- Explain what is being done and why
With regular feedback loops, you will be able to check your work and ensure it is moving in the right direction. Thus, allowing you to keep to the set schedule more easily.
7. Poor organization & tooling
Lastly, any client project requires quite an effort from the team. At the same time, it carries a lot of necessary information for the job. If this information is not handled correctly, it can quickly become a burden and hinder your progress.
Let’s say you run a project for a client building a wind plant. This entails various plans, permissions, and other documentation. All of this information is sent back and forth between the team members via email.
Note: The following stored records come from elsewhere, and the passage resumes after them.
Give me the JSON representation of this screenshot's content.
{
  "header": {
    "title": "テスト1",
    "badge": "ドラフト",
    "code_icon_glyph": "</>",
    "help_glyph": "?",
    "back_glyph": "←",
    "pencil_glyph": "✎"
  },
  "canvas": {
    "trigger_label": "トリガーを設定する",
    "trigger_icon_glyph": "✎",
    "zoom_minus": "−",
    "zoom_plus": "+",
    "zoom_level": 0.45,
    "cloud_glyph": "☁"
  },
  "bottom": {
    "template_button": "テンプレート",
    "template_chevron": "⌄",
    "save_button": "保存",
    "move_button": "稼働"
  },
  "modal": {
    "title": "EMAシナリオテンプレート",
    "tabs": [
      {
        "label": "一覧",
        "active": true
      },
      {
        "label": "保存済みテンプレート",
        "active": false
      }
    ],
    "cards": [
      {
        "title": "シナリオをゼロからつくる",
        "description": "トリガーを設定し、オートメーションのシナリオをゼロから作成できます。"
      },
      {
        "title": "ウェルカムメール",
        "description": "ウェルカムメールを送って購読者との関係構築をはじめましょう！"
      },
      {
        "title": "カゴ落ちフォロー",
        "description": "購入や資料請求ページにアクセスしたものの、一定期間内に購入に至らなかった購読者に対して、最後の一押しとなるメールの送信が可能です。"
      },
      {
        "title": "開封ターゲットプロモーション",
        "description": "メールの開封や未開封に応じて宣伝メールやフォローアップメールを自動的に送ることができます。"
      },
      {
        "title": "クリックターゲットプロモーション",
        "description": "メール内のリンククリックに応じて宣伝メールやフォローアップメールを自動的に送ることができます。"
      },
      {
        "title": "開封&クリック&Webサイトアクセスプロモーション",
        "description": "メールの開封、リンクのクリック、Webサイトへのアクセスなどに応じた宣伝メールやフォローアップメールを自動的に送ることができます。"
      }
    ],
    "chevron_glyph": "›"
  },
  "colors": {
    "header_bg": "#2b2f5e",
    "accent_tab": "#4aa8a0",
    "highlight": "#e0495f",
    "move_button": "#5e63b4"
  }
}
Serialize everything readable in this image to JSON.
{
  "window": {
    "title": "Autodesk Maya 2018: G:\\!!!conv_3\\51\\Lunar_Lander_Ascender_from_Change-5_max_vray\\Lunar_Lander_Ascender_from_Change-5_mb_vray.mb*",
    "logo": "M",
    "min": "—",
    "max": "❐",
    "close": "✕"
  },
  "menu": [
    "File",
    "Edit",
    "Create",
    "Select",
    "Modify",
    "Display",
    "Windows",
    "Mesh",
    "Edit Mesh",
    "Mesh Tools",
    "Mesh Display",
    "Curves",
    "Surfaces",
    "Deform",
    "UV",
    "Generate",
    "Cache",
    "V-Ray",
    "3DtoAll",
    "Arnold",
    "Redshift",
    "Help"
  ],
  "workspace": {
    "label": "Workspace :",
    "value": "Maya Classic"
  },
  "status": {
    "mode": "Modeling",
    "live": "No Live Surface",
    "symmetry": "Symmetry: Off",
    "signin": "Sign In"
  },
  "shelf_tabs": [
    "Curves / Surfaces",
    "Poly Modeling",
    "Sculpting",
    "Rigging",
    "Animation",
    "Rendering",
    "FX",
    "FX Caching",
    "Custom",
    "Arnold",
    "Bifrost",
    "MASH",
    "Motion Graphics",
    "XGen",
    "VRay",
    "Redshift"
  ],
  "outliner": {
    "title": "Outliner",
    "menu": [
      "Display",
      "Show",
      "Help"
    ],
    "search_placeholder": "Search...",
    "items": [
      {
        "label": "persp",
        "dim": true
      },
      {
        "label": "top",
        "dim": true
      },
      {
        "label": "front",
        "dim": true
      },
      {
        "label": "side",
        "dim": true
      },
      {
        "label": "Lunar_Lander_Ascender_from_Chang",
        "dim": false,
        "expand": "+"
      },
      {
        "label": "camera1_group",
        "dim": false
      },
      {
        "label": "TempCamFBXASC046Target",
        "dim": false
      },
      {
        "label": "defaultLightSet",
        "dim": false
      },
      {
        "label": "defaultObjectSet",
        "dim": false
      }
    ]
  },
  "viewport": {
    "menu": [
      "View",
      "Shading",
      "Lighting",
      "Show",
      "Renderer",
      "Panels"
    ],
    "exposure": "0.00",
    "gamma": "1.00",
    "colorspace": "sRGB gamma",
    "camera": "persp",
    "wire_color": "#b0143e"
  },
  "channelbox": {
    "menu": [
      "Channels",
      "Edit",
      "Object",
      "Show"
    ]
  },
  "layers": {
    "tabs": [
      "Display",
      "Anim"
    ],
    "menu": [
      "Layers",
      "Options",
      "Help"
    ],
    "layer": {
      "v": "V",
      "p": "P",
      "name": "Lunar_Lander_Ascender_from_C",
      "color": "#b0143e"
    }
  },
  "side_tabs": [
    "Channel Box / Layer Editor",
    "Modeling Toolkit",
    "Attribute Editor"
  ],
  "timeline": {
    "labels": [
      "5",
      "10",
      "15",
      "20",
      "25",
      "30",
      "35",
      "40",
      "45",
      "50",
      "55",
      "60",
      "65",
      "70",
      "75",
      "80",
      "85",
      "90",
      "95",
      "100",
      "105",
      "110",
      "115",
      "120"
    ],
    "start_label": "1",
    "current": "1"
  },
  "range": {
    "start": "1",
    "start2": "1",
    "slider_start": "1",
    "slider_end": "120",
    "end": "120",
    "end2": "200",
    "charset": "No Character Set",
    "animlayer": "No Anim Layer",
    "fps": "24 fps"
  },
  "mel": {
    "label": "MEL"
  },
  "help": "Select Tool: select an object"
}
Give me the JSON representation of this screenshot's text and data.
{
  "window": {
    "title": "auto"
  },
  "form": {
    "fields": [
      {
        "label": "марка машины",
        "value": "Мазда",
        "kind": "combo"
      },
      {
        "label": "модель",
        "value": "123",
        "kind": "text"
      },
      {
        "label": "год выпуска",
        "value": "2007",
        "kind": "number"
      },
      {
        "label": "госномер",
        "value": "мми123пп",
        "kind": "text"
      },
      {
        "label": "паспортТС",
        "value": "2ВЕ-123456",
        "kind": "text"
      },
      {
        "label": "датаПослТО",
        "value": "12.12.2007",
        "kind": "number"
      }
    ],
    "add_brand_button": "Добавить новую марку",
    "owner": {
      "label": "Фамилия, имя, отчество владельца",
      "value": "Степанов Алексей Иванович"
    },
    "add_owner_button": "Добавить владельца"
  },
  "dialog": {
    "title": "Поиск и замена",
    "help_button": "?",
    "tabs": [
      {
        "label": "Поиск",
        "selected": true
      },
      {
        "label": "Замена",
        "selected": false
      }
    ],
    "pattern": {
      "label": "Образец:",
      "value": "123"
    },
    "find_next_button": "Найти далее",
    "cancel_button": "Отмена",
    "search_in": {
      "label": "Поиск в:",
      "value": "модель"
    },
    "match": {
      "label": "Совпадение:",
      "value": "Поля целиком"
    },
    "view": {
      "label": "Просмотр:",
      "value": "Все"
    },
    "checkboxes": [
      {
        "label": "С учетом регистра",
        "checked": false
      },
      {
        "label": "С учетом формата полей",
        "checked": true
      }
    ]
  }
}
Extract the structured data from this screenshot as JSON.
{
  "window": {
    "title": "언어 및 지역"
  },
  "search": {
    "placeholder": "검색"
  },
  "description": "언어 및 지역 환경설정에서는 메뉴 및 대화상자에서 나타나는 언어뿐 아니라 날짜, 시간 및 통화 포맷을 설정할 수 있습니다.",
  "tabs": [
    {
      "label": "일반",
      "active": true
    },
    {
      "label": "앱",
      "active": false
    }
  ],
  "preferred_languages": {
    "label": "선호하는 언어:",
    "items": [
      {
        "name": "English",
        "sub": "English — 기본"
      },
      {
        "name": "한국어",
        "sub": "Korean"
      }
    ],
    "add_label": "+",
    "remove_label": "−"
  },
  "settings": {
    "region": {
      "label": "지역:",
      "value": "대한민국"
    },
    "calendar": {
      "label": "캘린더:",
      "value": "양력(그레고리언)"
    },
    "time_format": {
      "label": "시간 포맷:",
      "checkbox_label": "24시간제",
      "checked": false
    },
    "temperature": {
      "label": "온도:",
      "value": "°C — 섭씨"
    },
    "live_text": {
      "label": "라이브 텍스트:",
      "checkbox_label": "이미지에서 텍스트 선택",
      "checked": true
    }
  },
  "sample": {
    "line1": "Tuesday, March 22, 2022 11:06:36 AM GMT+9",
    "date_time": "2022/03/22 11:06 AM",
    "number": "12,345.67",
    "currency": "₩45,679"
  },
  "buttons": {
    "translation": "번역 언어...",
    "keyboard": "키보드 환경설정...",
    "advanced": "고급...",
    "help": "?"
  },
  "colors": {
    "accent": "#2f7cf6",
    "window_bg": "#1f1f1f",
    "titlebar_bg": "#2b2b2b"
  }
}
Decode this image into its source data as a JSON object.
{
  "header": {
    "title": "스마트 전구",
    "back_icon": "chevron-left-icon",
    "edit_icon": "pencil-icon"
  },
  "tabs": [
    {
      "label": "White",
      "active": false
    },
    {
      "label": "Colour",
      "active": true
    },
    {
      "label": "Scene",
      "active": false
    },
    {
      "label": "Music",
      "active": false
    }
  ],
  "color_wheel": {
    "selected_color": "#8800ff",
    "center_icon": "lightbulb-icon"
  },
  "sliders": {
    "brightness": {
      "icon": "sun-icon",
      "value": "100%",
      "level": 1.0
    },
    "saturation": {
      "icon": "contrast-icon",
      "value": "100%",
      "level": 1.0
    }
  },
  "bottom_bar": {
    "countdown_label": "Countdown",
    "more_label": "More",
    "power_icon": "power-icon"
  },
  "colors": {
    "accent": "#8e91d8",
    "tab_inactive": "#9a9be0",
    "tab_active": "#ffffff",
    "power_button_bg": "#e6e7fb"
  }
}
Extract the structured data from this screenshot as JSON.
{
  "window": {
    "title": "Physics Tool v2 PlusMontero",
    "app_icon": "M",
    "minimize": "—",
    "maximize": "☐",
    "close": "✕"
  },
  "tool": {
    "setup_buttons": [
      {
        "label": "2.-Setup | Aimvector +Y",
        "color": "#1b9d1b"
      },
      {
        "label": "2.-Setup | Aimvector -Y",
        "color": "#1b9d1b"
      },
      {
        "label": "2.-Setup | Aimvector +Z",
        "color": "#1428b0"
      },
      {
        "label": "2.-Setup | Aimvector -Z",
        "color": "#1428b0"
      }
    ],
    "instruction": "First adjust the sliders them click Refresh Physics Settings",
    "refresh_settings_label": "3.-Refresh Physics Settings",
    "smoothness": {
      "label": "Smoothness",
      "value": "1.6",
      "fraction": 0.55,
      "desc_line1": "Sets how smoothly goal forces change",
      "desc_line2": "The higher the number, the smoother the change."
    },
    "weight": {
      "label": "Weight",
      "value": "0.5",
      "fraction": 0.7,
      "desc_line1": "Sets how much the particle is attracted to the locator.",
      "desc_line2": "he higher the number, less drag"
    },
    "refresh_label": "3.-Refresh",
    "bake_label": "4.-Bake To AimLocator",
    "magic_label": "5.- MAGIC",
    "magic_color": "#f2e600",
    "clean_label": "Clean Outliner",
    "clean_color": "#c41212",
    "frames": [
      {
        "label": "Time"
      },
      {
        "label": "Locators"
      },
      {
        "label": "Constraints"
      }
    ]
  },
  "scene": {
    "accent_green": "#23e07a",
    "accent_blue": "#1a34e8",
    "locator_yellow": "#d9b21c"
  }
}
This means, if you need to find something specific you either have to know where it is or sit there digging through your threads. This is a burden for any small project and becomes exponentially worse with complicated projects putting you behind schedule.
Organize your process and tools by:
- Ensuring the team can find all they need in one place
- Creating a system for keeping important documentation
- Selecting project management software that fits your needs
By understanding and catering to the process your team uses, you will be able to improve productivity and avoid delays due to missing documents.
You may feel like always running behind schedule is an inevitable part of dealing with client projects. And in some cases, it is truly out of your hands. However, you should strive to control the factors that depend on you.
By looking at your process, ensuring open communication, and thoughtful planning, you can minimize the internal reasons for such lateness. Thus, ensuring you and your team have the best chance at project success.
Continue improving your time management skills by learning how to eliminate the most notorious time thieves from your office.
Passionate content marketer looking to bring better solutions to the project management space.
2020 - Present Marketing specialist at Teamhood.
2014 - 2020 Marketing manager for Eylean.